*** Given entries Section Begins ***

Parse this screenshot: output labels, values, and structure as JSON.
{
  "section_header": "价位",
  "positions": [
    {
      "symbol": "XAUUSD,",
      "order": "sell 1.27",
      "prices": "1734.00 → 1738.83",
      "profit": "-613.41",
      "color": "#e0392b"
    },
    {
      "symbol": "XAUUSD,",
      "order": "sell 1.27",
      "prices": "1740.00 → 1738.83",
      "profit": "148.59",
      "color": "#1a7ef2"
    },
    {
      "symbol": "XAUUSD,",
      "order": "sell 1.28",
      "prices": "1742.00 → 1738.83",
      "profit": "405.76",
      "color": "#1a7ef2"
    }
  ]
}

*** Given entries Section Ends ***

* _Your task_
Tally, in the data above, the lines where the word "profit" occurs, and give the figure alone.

* _Answer space_
3